4

I have a few self-signed certificates that I use, and I find it tedious comparing the entire hex value of the hash when accepting it in a new location. To be honest I usually just look at the first couple or the last couple digits. If it were in some kind of visual form like gravatars are in, I feel like I would more easily identify whether or not they are correct.

I should probably be copying the certificates across as files and installing them rather than manually checking the hash and then accepting them but it is just so much easier to simply accept them sometimes.

Probably if it's something a human can identify right away visually, then there's not enough entropy to be very confident in its identity. I am just wanting a better way than looking at the first couple digits to bridge a bit of the gap between what's convenient and what's truly secure.

Is there any merit to the idea of certificate viewing software showing a gravatar/identicon for the hash of an SSL certificate, to aid in identifying it?

5

Is there any merit to the idea of certificate viewing software showing a gravatar/identicon for the hash of an SSL certificate, to aid in identifying it?

Yes. At least with OpenSSH this has been done. I don't see why it wouldn't work with SSL as well. But I know of no (live) implementation. There was a thesis from 2004 that showed an implementation of this for Mozilla, but I don't think it was more than a proof of concept. (See "Further reading" section.)

OpenSSH calls these images "RandomArt", "SSH Fingerprint ASCII Visualisation", "Visual fingerprint", "Visual Host Key". They have been there since version 5.1 from 2008. But I've only ever seen these images when creating a new key. Not when actually using one with ssh. (And that's because it's off by default on all ssh clients I've come across. You need the -o VisualHostKey=yes option.)

Further reading

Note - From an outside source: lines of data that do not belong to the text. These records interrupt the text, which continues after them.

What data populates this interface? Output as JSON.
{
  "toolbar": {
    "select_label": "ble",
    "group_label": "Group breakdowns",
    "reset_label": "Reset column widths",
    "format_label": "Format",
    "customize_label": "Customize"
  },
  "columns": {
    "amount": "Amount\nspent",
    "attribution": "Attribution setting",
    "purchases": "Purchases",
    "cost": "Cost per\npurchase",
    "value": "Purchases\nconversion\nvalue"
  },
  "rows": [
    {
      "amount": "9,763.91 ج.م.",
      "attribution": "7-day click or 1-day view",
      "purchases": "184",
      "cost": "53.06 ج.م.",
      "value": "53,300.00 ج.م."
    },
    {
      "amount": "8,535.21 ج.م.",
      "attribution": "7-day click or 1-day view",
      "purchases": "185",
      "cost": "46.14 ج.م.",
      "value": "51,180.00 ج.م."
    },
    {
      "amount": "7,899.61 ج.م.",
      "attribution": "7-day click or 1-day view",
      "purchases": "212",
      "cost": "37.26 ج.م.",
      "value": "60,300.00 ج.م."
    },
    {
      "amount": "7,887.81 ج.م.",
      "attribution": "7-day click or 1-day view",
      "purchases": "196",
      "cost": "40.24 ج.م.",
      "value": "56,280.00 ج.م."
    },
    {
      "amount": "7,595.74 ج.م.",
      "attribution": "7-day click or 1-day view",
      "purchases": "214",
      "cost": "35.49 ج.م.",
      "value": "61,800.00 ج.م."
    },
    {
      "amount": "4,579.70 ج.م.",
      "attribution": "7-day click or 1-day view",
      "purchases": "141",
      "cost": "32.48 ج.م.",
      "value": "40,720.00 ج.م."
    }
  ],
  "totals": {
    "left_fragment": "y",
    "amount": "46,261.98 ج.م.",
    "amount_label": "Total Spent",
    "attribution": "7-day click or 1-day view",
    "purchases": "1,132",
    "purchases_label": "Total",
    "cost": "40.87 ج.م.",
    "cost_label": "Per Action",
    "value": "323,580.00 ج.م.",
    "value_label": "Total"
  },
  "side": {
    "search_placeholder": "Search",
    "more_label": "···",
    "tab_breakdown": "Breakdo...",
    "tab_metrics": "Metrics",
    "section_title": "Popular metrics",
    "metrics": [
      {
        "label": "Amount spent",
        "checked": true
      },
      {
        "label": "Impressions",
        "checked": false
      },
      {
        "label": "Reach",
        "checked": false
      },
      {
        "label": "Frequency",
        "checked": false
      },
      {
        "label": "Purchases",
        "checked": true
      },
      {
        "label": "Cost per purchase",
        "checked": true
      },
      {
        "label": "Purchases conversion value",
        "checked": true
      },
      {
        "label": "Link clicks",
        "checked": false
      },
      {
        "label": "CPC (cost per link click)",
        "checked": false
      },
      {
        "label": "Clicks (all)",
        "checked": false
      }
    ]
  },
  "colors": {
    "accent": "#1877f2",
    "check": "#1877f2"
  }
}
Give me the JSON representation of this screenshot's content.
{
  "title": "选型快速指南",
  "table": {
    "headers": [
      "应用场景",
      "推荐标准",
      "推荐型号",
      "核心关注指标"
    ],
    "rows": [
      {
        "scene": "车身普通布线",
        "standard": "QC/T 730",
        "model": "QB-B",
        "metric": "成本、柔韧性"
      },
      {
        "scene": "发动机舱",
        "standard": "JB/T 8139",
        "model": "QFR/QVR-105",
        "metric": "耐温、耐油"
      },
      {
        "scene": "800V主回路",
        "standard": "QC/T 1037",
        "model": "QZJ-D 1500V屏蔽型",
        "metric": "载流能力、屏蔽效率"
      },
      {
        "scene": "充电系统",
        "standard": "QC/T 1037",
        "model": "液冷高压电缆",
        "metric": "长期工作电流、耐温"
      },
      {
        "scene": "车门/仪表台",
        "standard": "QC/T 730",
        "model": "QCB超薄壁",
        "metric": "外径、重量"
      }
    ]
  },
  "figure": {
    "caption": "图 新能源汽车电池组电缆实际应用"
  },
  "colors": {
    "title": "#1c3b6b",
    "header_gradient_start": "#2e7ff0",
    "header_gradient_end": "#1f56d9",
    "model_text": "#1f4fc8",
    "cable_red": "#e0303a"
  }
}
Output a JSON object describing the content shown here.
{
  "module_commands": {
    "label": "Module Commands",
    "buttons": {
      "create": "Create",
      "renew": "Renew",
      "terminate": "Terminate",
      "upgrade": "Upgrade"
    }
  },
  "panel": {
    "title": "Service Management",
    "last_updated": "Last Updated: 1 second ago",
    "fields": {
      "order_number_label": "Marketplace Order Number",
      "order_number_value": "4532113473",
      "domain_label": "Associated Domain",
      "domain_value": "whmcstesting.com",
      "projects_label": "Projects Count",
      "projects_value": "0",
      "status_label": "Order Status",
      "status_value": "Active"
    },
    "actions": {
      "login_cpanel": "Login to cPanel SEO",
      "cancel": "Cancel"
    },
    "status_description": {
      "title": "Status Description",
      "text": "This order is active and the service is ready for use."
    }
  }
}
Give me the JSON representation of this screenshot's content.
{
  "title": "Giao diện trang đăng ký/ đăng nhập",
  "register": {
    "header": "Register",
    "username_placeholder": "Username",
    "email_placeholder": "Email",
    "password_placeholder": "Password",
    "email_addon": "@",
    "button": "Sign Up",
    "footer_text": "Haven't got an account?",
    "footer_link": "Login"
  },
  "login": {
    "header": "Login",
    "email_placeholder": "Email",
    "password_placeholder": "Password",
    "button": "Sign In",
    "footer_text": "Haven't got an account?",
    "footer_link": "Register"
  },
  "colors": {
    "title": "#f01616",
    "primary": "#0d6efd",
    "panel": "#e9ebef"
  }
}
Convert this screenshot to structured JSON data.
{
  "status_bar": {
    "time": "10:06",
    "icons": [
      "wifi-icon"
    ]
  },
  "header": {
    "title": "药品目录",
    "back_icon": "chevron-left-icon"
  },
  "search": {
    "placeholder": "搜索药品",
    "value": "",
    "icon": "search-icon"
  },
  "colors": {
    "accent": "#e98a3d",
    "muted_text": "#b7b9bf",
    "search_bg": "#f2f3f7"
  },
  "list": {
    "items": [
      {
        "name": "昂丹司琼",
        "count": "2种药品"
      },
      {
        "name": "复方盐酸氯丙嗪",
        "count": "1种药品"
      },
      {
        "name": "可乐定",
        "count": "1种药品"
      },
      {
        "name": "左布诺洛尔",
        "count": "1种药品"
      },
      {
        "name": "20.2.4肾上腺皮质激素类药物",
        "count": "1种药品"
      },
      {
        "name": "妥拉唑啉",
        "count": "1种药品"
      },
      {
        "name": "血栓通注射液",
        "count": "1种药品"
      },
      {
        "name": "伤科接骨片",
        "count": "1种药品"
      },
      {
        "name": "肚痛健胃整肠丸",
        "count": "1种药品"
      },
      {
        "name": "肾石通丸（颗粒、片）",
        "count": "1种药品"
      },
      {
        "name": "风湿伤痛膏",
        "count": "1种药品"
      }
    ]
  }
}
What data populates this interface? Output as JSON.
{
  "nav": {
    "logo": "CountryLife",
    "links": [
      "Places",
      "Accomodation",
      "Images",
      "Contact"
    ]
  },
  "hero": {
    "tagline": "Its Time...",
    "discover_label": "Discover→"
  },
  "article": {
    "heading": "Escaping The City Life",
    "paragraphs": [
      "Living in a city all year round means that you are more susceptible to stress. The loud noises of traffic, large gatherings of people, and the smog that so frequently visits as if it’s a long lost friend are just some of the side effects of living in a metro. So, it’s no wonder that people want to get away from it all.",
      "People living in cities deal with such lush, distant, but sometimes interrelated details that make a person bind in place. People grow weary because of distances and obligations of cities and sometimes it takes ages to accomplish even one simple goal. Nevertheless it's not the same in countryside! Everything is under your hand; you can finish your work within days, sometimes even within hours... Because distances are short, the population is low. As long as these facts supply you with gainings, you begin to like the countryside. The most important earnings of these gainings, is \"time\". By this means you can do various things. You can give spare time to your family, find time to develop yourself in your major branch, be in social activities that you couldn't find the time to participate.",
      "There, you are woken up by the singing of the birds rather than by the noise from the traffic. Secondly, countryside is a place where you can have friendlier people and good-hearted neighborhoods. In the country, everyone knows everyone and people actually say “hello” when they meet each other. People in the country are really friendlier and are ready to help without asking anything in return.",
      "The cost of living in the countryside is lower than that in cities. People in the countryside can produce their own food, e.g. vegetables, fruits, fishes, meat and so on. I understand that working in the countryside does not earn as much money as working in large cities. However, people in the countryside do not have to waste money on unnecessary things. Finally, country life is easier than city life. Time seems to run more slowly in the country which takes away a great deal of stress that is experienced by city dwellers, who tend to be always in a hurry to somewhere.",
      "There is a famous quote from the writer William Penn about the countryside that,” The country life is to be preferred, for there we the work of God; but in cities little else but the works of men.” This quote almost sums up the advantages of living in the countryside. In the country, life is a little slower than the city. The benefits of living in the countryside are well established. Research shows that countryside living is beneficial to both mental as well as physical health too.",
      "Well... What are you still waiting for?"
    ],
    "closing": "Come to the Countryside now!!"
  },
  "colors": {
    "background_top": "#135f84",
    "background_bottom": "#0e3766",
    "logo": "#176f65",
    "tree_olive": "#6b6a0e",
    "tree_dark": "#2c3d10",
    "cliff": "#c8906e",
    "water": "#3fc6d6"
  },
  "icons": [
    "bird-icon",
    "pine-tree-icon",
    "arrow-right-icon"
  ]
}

  • Two more suggestions here: security.stackexchange.com/a/90610/61443 – Mike Ounsworth Jun 1 '15 at 15:17
  • 1
    Does someone already suggested to be implemented in a browser, beside the one cited? Some browser, like Chrome, could show it when users click "Advanced" on a SSL error. Maybe also show a button to permanently trust the certificate ( like Mozilla do ) when it repeats after some time. Of course it needs to be disabled when HSTS is used. – Gustavo Rodrigues Jun 11 '15 at 14:20
  • @GustavoRodrigues: No. I don't know any. – StackzOfZtuff Jun 11 '15 at 14:35
  • @GustavoRodrigues, that was basically what i was thinking could happen, or perhaps for plugins to be developed. – Nacht Jun 12 '15 at 1:35

Your Answer

By clicking “Post Your Answer”, you agree to our terms of service, privacy policy and cookie policy

Not the answer you're looking for? Browse other questions tagged or ask your own question.